*Brief*. Please return each record below exactly, with nothing left out.

[Data records for software interfaces]
====================

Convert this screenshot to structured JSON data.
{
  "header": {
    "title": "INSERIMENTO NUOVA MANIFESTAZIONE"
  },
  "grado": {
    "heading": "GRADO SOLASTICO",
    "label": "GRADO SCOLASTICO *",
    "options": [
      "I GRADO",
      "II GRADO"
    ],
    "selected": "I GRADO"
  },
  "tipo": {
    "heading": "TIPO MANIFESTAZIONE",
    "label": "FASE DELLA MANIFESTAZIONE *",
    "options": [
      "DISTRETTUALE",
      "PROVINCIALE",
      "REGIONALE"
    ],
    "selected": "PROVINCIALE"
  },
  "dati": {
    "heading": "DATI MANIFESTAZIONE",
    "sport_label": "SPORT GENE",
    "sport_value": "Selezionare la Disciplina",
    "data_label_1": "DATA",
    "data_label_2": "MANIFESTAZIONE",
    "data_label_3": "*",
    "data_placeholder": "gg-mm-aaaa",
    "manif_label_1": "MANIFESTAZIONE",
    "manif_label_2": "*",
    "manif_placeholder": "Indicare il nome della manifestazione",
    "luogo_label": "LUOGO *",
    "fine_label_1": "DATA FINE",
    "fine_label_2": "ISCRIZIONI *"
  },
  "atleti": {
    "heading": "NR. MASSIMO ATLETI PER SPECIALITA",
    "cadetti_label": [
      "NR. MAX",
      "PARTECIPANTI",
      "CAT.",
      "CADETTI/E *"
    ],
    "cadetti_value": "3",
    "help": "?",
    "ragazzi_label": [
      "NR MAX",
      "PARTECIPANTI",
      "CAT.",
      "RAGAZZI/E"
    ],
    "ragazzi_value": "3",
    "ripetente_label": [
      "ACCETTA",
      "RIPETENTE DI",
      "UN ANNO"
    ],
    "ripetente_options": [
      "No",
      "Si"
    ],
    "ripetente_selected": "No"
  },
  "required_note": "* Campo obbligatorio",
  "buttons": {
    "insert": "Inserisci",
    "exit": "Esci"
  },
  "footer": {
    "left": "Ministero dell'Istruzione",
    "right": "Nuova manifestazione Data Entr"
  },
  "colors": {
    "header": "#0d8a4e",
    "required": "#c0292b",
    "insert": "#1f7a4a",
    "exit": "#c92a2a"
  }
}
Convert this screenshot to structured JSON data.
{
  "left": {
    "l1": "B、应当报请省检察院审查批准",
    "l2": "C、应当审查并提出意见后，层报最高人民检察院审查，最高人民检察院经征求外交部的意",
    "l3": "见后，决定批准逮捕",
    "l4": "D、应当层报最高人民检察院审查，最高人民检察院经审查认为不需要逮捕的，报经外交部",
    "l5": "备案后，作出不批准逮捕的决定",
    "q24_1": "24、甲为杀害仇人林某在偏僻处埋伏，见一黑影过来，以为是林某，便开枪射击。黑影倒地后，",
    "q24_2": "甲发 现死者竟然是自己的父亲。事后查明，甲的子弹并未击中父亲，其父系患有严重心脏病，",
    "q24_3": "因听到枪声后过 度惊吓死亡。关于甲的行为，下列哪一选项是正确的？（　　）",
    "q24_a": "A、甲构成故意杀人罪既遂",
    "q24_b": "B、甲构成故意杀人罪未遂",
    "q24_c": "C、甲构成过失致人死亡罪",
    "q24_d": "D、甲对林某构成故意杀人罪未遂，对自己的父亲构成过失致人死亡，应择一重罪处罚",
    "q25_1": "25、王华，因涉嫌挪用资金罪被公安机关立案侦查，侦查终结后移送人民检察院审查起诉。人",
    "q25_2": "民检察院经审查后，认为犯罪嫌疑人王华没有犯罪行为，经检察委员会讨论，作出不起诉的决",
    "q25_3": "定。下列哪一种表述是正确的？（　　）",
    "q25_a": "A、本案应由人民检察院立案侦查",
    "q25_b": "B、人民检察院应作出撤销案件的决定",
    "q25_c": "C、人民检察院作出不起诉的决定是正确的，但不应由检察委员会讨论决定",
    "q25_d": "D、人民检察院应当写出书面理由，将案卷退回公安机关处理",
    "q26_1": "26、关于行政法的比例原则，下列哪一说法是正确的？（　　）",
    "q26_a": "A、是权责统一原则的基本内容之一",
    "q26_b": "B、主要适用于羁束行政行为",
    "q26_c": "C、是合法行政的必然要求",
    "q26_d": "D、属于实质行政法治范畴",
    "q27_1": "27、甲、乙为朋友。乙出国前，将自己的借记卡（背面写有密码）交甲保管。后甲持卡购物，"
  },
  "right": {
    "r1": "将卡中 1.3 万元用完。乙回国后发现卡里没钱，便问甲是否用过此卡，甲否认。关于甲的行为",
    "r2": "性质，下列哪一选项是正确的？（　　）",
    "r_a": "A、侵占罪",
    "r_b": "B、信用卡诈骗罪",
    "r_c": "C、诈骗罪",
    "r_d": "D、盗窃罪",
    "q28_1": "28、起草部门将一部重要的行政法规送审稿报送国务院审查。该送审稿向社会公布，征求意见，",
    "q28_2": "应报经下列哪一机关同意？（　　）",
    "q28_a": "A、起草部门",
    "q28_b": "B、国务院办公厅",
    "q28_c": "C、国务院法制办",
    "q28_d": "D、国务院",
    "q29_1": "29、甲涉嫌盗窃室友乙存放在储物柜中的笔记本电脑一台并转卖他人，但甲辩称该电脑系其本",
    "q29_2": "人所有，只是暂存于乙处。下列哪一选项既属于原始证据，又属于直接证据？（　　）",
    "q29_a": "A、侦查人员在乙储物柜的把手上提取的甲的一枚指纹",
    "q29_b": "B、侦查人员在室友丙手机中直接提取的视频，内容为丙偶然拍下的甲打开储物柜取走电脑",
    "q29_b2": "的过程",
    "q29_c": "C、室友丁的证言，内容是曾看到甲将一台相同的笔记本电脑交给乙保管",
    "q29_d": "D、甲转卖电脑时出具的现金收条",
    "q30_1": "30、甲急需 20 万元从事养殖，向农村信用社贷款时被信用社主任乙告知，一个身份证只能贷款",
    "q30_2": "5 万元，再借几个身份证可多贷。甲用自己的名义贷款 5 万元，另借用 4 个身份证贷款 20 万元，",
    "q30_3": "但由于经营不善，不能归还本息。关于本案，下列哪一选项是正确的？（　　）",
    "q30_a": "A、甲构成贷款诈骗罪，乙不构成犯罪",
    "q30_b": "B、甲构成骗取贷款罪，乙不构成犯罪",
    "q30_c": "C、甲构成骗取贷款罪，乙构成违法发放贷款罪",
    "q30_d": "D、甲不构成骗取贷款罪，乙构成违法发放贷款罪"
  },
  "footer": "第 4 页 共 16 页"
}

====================

*Exercise output*.
Convert this screenshot to structured JSON data.
{
  "header": {
    "title": "INSERIMENTO NUOVA MANIFESTAZIONE"
  },
  "grado": {
    "heading": "GRADO SOLASTICO",
    "label": "GRADO SCOLASTICO *",
    "options": [
      "I GRADO",
      "II GRADO"
    ],
    "selected": "I GRADO"
  },
  "tipo": {
    "heading": "TIPO MANIFESTAZIONE",
    "label": "FASE DELLA MANIFESTAZIONE *",
    "options": [
      "DISTRETTUALE",
      "PROVINCIALE",
      "REGIONALE"
    ],
    "selected": "PROVINCIALE"
  },
  "dati": {
    "heading": "DATI MANIFESTAZIONE",
    "sport_label": "SPORT GENE",
    "sport_value": "Selezionare la Disciplina",
    "data_label_1": "DATA",
    "data_label_2": "MANIFESTAZIONE",
    "data_label_3": "*",
    "data_placeholder": "gg-mm-aaaa",
    "manif_label_1": "MANIFESTAZIONE",
    "manif_label_2": "*",
    "manif_placeholder": "Indicare il nome della manifestazione",
    "luogo_label": "LUOGO *",
    "fine_label_1": "DATA FINE",
    "fine_label_2": "ISCRIZIONI *"
  },
  "atleti": {
    "heading": "NR. MASSIMO ATLETI PER SPECIALITA",
    "cadetti_label": [
      "NR. MAX",
      "PARTECIPANTI",
      "CAT.",
      "CADETTI/E *"
    ],
    "cadetti_value": "3",
    "help": "?",
    "ragazzi_label": [
      "NR MAX",
      "PARTECIPANTI",
      "CAT.",
      "RAGAZZI/E"
    ],
    "ragazzi_value": "3",
    "ripetente_label": [
      "ACCETTA",
      "RIPETENTE DI",
      "UN ANNO"
    ],
    "ripetente_options": [
      "No",
      "Si"
    ],
    "ripetente_selected": "No"
  },
  "required_note": "* Campo obbligatorio",
  "buttons": {
    "insert": "Inserisci",
    "exit": "Esci"
  },
  "footer": {
    "left": "Ministero dell'Istruzione",
    "right": "Nuova manifestazione Data Entr"
  },
  "colors": {
    "header": "#0d8a4e",
    "required": "#c0292b",
    "insert": "#1f7a4a",
    "exit": "#c92a2a"
  }
}
Convert this screenshot to structured JSON data.
{
  "left": {
    "l1": "B、应当报请省检察院审查批准",
    "l2": "C、应当审查并提出意见后，层报最高人民检察院审查，最高人民检察院经征求外交部的意",
    "l3": "见后，决定批准逮捕",
    "l4": "D、应当层报最高人民检察院审查，最高人民检察院经审查认为不需要逮捕的，报经外交部",
    "l5": "备案后，作出不批准逮捕的决定",
    "q24_1": "24、甲为杀害仇人林某在偏僻处埋伏，见一黑影过来，以为是林某，便开枪射击。黑影倒地后，",
    "q24_2": "甲发 现死者竟然是自己的父亲。事后查明，甲的子弹并未击中父亲，其父系患有严重心脏病，",
    "q24_3": "因听到枪声后过 度惊吓死亡。关于甲的行为，下列哪一选项是正确的？（　　）",
    "q24_a": "A、甲构成故意杀人罪既遂",
    "q24_b": "B、甲构成故意杀人罪未遂",
    "q24_c": "C、甲构成过失致人死亡罪",
    "q24_d": "D、甲对林某构成故意杀人罪未遂，对自己的父亲构成过失致人死亡，应择一重罪处罚",
    "q25_1": "25、王华，因涉嫌挪用资金罪被公安机关立案侦查，侦查终结后移送人民检察院审查起诉。人",
    "q25_2": "民检察院经审查后，认为犯罪嫌疑人王华没有犯罪行为，经检察委员会讨论，作出不起诉的决",
    "q25_3": "定。下列哪一种表述是正确的？（　　）",
    "q25_a": "A、本案应由人民检察院立案侦查",
    "q25_b": "B、人民检察院应作出撤销案件的决定",
    "q25_c": "C、人民检察院作出不起诉的决定是正确的，但不应由检察委员会讨论决定",
    "q25_d": "D、人民检察院应当写出书面理由，将案卷退回公安机关处理",
    "q26_1": "26、关于行政法的比例原则，下列哪一说法是正确的？（　　）",
    "q26_a": "A、是权责统一原则的基本内容之一",
    "q26_b": "B、主要适用于羁束行政行为",
    "q26_c": "C、是合法行政的必然要求",
    "q26_d": "D、属于实质行政法治范畴",
    "q27_1": "27、甲、乙为朋友。乙出国前，将自己的借记卡（背面写有密码）交甲保管。后甲持卡购物，"
  },
  "right": {
    "r1": "将卡中 1.3 万元用完。乙回国后发现卡里没钱，便问甲是否用过此卡，甲否认。关于甲的行为",
    "r2": "性质，下列哪一选项是正确的？（　　）",
    "r_a": "A、侵占罪",
    "r_b": "B、信用卡诈骗罪",
    "r_c": "C、诈骗罪",
    "r_d": "D、盗窃罪",
    "q28_1": "28、起草部门将一部重要的行政法规送审稿报送国务院审查。该送审稿向社会公布，征求意见，",
    "q28_2": "应报经下列哪一机关同意？（　　）",
    "q28_a": "A、起草部门",
    "q28_b": "B、国务院办公厅",
    "q28_c": "C、国务院法制办",
    "q28_d": "D、国务院",
    "q29_1": "29、甲涉嫌盗窃室友乙存放在储物柜中的笔记本电脑一台并转卖他人，但甲辩称该电脑系其本",
    "q29_2": "人所有，只是暂存于乙处。下列哪一选项既属于原始证据，又属于直接证据？（　　）",
    "q29_a": "A、侦查人员在乙储物柜的把手上提取的甲的一枚指纹",
    "q29_b": "B、侦查人员在室友丙手机中直接提取的视频，内容为丙偶然拍下的甲打开储物柜取走电脑",
    "q29_b2": "的过程",
    "q29_c": "C、室友丁的证言，内容是曾看到甲将一台相同的笔记本电脑交给乙保管",
    "q29_d": "D、甲转卖电脑时出具的现金收条",
    "q30_1": "30、甲急需 20 万元从事养殖，向农村信用社贷款时被信用社主任乙告知，一个身份证只能贷款",
    "q30_2": "5 万元，再借几个身份证可多贷。甲用自己的名义贷款 5 万元，另借用 4 个身份证贷款 20 万元，",
    "q30_3": "但由于经营不善，不能归还本息。关于本案，下列哪一选项是正确的？（　　）",
    "q30_a": "A、甲构成贷款诈骗罪，乙不构成犯罪",
    "q30_b": "B、甲构成骗取贷款罪，乙不构成犯罪",
    "q30_c": "C、甲构成骗取贷款罪，乙构成违法发放贷款罪",
    "q30_d": "D、甲不构成骗取贷款罪，乙构成违法发放贷款罪"
  },
  "footer": "第 4 页 共 16 页"
}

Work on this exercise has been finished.